Oncologists often refer cancer patients for MUGA studies to rule out heart abnormalities before beginning chemotherapy treatments and to act as a baseline before administering cardiotoxic medications. Because these studies cannot be billed as a follow-up to chemotherapy or radiation therapy, many practices perceive them as unreimbursable because the ICD-9 manual does not include diagnosis codes for “baseline” MUGA studies. Your best bet is to report a V code to describe the reason for the MUGA scan.
“We report V81.0 (Special screening for ischemic heart disease), followed by a secondary diagnosis code for the patient’s neoplasm if we have that information,” says Roxann Zellers, CPC, consultant at SVAConsulting Inc., a reimbursement consulting firm in Rockford, Ill. For instance, if you perform a baseline MUGAstudy on a liver cancer patient, report V81.0 followed by 155.0 (Malignant neoplasm of liver, primary).
“Although V81.0 is not on our carrier’s local medical review policy (LMRP) for MUGAstudies, in the absence of other symptoms or history, if the exam is strictly screening for ischemic heart disease, this is the appropriate code to use,” Zellers says. If your LMRPdoes not support the reason for the study, you should obtain an advance beneficiary notice (ABN) so you can bill the noncovered service directly to the patient in the event of a denial.
Other radiologists report success using V81.2 (Special screening for cardiovascular, respiratory, and genitourinary diseases; other and unspecified cardiovascular conditions) when testing for a heart condition that does not produce ischemia.
If the patient is already on chemotherapy, report either V67.2 (Follow-up examination following chemotherapy) or V58.69 (Long-term [current] use of other medications), depending on your carrier’s direction, and list the chemotherapy drug in box 19 of the CMS-1500 form, Church advises. Other medical review policies list V58.1 (Encounter for chemotherapy) as a payable diagnosis code for these tests.
Report Pharmacologic Agents
If the radiologist uses drugs to induce stress for the multiple MUGAstudy, bill for the drug separately (report J1250 for dobutamine). The physician’s documentation, however, must demonstrate medical necessity to justify using the pharmacologic stress agents.
Note: If you perform the procedure in a hospital or other facility, it will report the medication supply as a technical-only item, and you should not report J1250 in this case.

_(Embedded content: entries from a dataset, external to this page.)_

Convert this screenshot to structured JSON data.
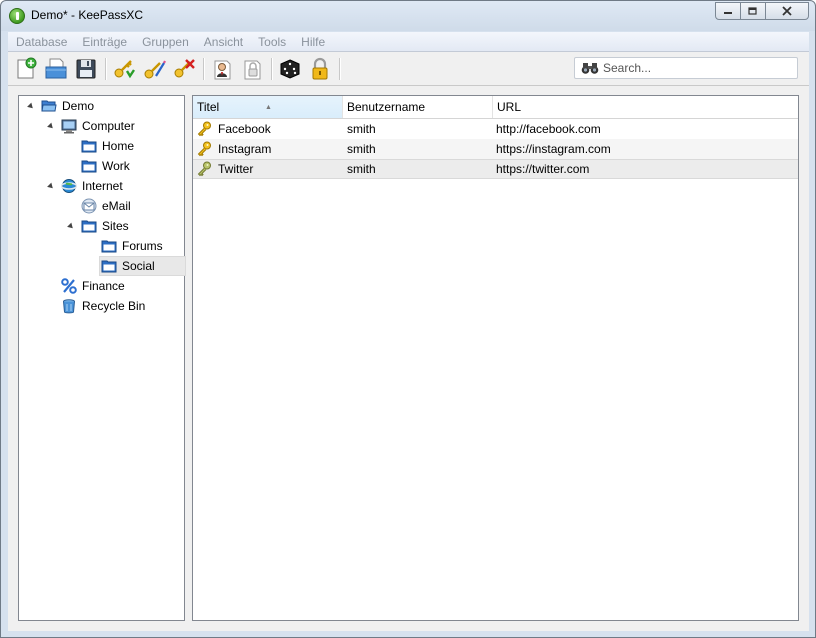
{
  "window": {
    "title": "Demo* - KeePassXC"
  },
  "menu": [
    "Database",
    "Einträge",
    "Gruppen",
    "Ansicht",
    "Tools",
    "Hilfe"
  ],
  "toolbar": {
    "buttons": [
      {
        "name": "new-database",
        "icon": "new-document-icon"
      },
      {
        "name": "open-database",
        "icon": "open-folder-icon"
      },
      {
        "name": "save-database",
        "icon": "floppy-disk-icon"
      },
      {
        "name": "add-entry",
        "icon": "key-add-icon"
      },
      {
        "name": "edit-entry",
        "icon": "key-edit-icon"
      },
      {
        "name": "delete-entry",
        "icon": "key-delete-icon"
      },
      {
        "name": "copy-username",
        "icon": "user-icon"
      },
      {
        "name": "copy-password",
        "icon": "password-copy-icon"
      },
      {
        "name": "password-generator",
        "icon": "dice-icon"
      },
      {
        "name": "lock-database",
        "icon": "padlock-icon"
      }
    ],
    "search_placeholder": "Search..."
  },
  "tree": [
    {
      "label": "Demo",
      "level": 0,
      "expanded": true,
      "icon": "folder-open-icon"
    },
    {
      "label": "Computer",
      "level": 1,
      "expanded": true,
      "icon": "monitor-icon"
    },
    {
      "label": "Home",
      "level": 2,
      "icon": "folder-icon"
    },
    {
      "label": "Work",
      "level": 2,
      "icon": "folder-icon"
    },
    {
      "label": "Internet",
      "level": 1,
      "expanded": true,
      "icon": "globe-icon"
    },
    {
      "label": "eMail",
      "level": 2,
      "icon": "envelope-icon"
    },
    {
      "label": "Sites",
      "level": 2,
      "expanded": true,
      "icon": "folder-icon"
    },
    {
      "label": "Forums",
      "level": 3,
      "icon": "folder-icon"
    },
    {
      "label": "Social",
      "level": 3,
      "icon": "folder-icon",
      "selected": true
    },
    {
      "label": "Finance",
      "level": 1,
      "icon": "percent-icon"
    },
    {
      "label": "Recycle Bin",
      "level": 1,
      "icon": "recycle-bin-icon"
    }
  ],
  "columns": [
    "Titel",
    "Benutzername",
    "URL"
  ],
  "entries": [
    {
      "title": "Facebook",
      "username": "smith",
      "url": "http://facebook.com"
    },
    {
      "title": "Instagram",
      "username": "smith",
      "url": "https://instagram.com"
    },
    {
      "title": "Twitter",
      "username": "smith",
      "url": "https://twitter.com",
      "selected": true
    }
  ]
}
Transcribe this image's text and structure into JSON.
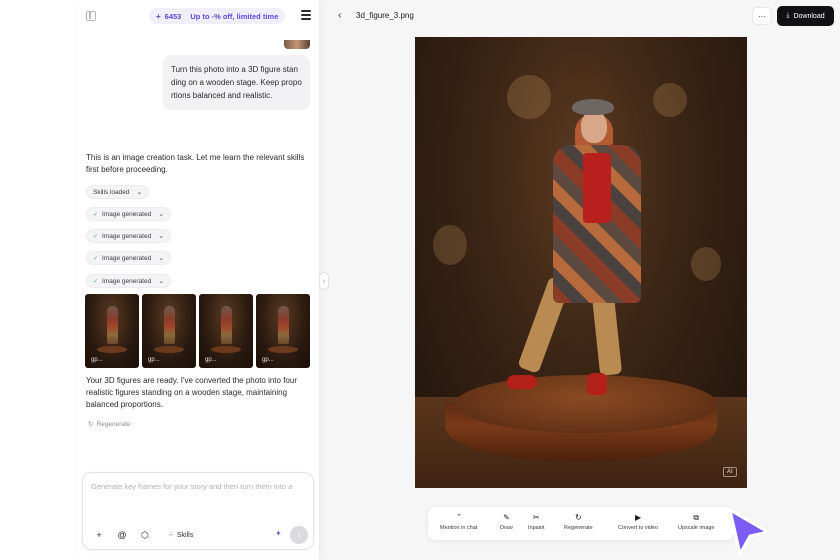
{
  "header": {
    "credits": "6453",
    "promo": "Up to -% off, limited time"
  },
  "chat": {
    "user_message": "Turn this photo into a 3D figure standing on a wooden stage. Keep proportions balanced and realistic.",
    "assistant_intro": "This is an image creation task. Let me learn the relevant skills first before proceeding.",
    "steps": [
      {
        "label": "Skills loaded",
        "checked": false
      },
      {
        "label": "Image generated",
        "checked": true
      },
      {
        "label": "Image generated",
        "checked": true
      },
      {
        "label": "Image generated",
        "checked": true
      },
      {
        "label": "Image generated",
        "checked": true
      }
    ],
    "results": [
      {
        "tag": "gp..."
      },
      {
        "tag": "gp..."
      },
      {
        "tag": "gp..."
      },
      {
        "tag": "gp..."
      }
    ],
    "summary": "Your 3D figures are ready. I've converted the photo into four realistic figures standing on a wooden stage, maintaining balanced proportions.",
    "regenerate_label": "Regenerate"
  },
  "composer": {
    "placeholder": "Generate key frames for your story and then turn them into a",
    "skills_label": "Skills"
  },
  "viewer": {
    "file_name": "3d_figure_3.png",
    "download_label": "Download",
    "ai_badge": "AI"
  },
  "tools": [
    {
      "label": "Mention in chat",
      "icon": "quote-icon",
      "glyph": "”"
    },
    {
      "label": "Draw",
      "icon": "pen-icon",
      "glyph": "✎"
    },
    {
      "label": "Inpaint",
      "icon": "scissors-icon",
      "glyph": "✂"
    },
    {
      "label": "Regenerate",
      "icon": "refresh-icon",
      "glyph": "↻"
    },
    {
      "label": "Convert to video",
      "icon": "video-icon",
      "glyph": "▶"
    },
    {
      "label": "Upscale image",
      "icon": "upscale-icon",
      "glyph": "⧉"
    }
  ],
  "colors": {
    "accent": "#5b4bdb",
    "cursor": "#7b5cf5",
    "check": "#3fb06b"
  }
}
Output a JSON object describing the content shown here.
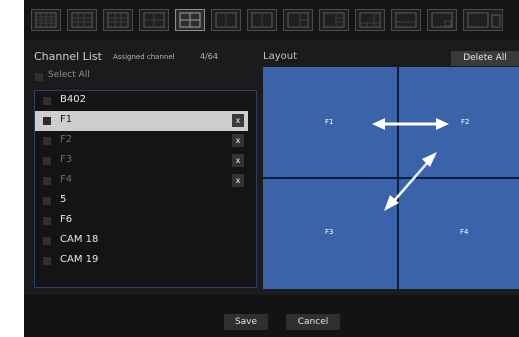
{
  "toolbar": {
    "buttons": [
      {
        "name": "grid-1x1-icon"
      },
      {
        "name": "grid-2x2-icon"
      },
      {
        "name": "grid-3x3-icon"
      },
      {
        "name": "grid-4x4-icon"
      },
      {
        "name": "grid-2x2-large-icon",
        "active": true
      },
      {
        "name": "grid-1x2-icon"
      },
      {
        "name": "grid-2x1-icon"
      },
      {
        "name": "grid-1plus3-icon"
      },
      {
        "name": "grid-1plus5-icon"
      },
      {
        "name": "grid-1plus7-icon"
      },
      {
        "name": "grid-1plus1-icon"
      },
      {
        "name": "grid-pip-icon"
      }
    ]
  },
  "channel_list": {
    "title": "Channel List",
    "assigned_label": "Assigned channel",
    "assigned_count": "4/64",
    "select_all": "Select All",
    "items": [
      {
        "label": "B402",
        "state": "normal"
      },
      {
        "label": "F1",
        "state": "selected",
        "remove": "x"
      },
      {
        "label": "F2",
        "state": "dim",
        "remove": "x"
      },
      {
        "label": "F3",
        "state": "dim",
        "remove": "x"
      },
      {
        "label": "F4",
        "state": "dim",
        "remove": "x"
      },
      {
        "label": "5",
        "state": "normal"
      },
      {
        "label": "F6",
        "state": "normal"
      },
      {
        "label": "CAM 18",
        "state": "normal"
      },
      {
        "label": "CAM 19",
        "state": "normal"
      }
    ]
  },
  "layout_panel": {
    "title": "Layout",
    "delete_all": "Delete All",
    "cells": [
      "F1",
      "F2",
      "F3",
      "F4"
    ]
  },
  "footer": {
    "save": "Save",
    "cancel": "Cancel"
  },
  "colors": {
    "layout_blue": "#3a63a9",
    "selection": "#cdcdcd",
    "panel": "#1b1b1b"
  }
}
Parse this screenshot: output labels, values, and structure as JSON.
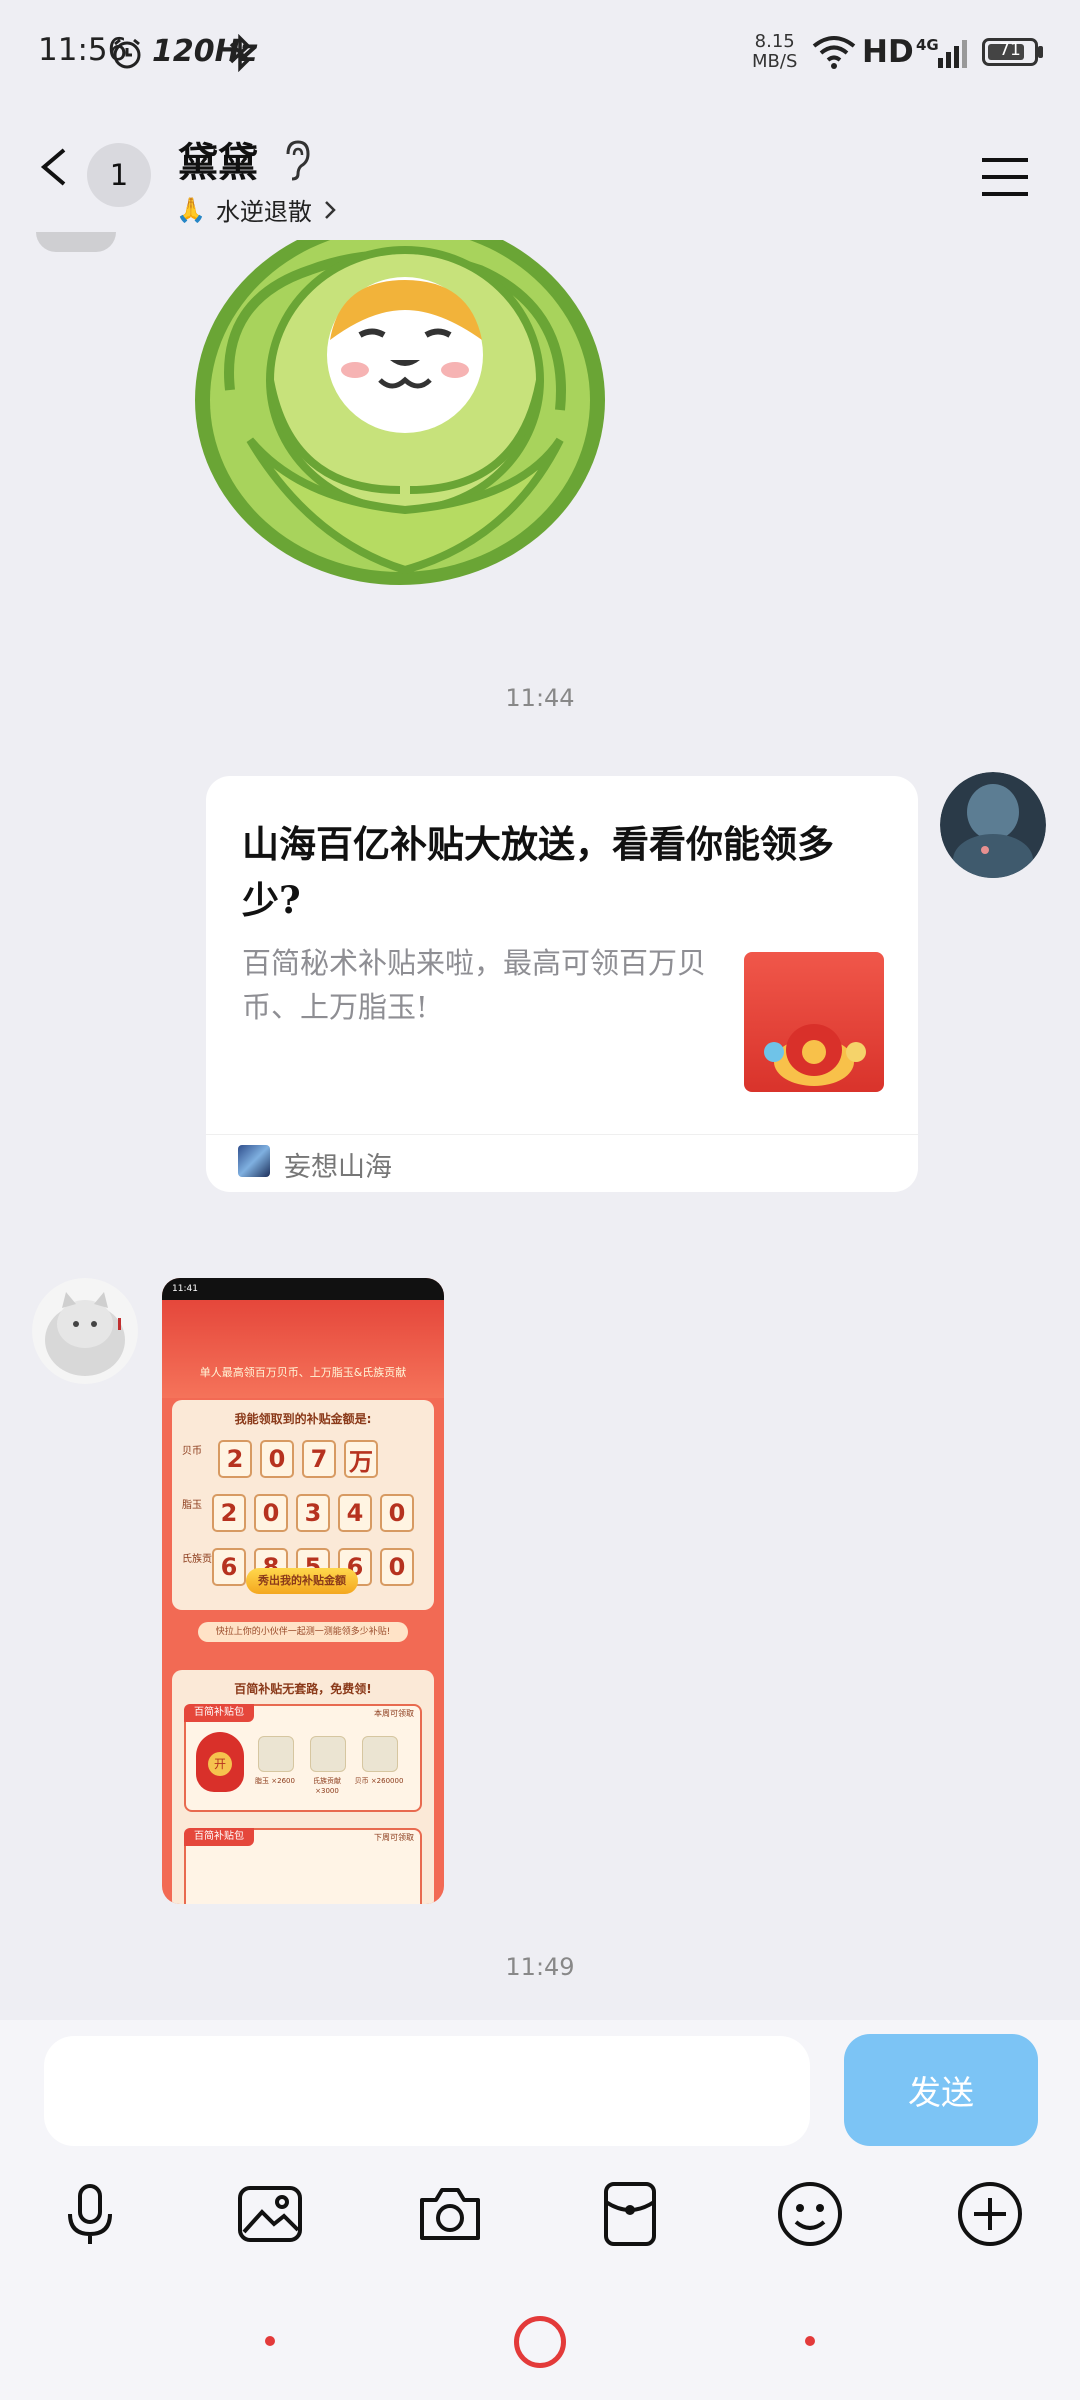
{
  "status_bar": {
    "time": "11:56",
    "refresh_rate": "120Hz",
    "net_speed_value": "8.15",
    "net_speed_unit": "MB/S",
    "hd": "HD",
    "signal_type": "4G",
    "battery": "71"
  },
  "header": {
    "back_count": "1",
    "title": "黛黛",
    "subtitle": "水逆退散",
    "subtitle_emoji": "🙏"
  },
  "messages": {
    "timestamp_1": "11:44",
    "card": {
      "title": "山海百亿补贴大放送，看看你能领多少?",
      "description": "百简秘术补贴来啦，最高可领百万贝币、上万脂玉!",
      "source": "妄想山海"
    },
    "timestamp_2": "11:49"
  },
  "shared_screenshot": {
    "status_time": "11:41",
    "banner_text": "单人最高领百万贝币、上万脂玉&氏族贡献",
    "panel_title": "我能领取到的补贴金额是:",
    "rows": [
      {
        "label": "贝币",
        "digits": [
          "2",
          "0",
          "7",
          "万"
        ]
      },
      {
        "label": "脂玉",
        "digits": [
          "2",
          "0",
          "3",
          "4",
          "0"
        ]
      },
      {
        "label": "氏族贡献",
        "digits": [
          "6",
          "8",
          "5",
          "6",
          "0"
        ]
      }
    ],
    "cta": "秀出我的补贴金额",
    "hint": "快拉上你的小伙伴一起测一测能领多少补贴!",
    "section_title": "百简补贴无套路，免费领!",
    "packs": [
      {
        "tag": "百简补贴包",
        "status": "本周可领取",
        "items": [
          "脂玉 ×2600",
          "氏族贡献 ×3000",
          "贝币 ×260000"
        ]
      },
      {
        "tag": "百简补贴包",
        "status": "下周可领取",
        "items": []
      }
    ]
  },
  "input": {
    "placeholder": "",
    "send_label": "发送"
  },
  "colors": {
    "background": "#EEEEF3",
    "send_button": "#7CC4F5",
    "nav_accent": "#E33A3A"
  }
}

Radiologists usually administer UltraTag, a technetium-TC 99m-based agent, as the radiographic tracer for the scan. Report the UltraTag with A4641 (Supply of radiopharmaceutical diagnostic imaging agent, not otherwise classified). Because this is an unclassified-drug code, you may be required to include the product description, the National Drug Code and the invoice with your claims for this drug.
Carriers have the final say regarding which supplies they will reimburse, so you should check with your insurer to determine if it will pay for your supplies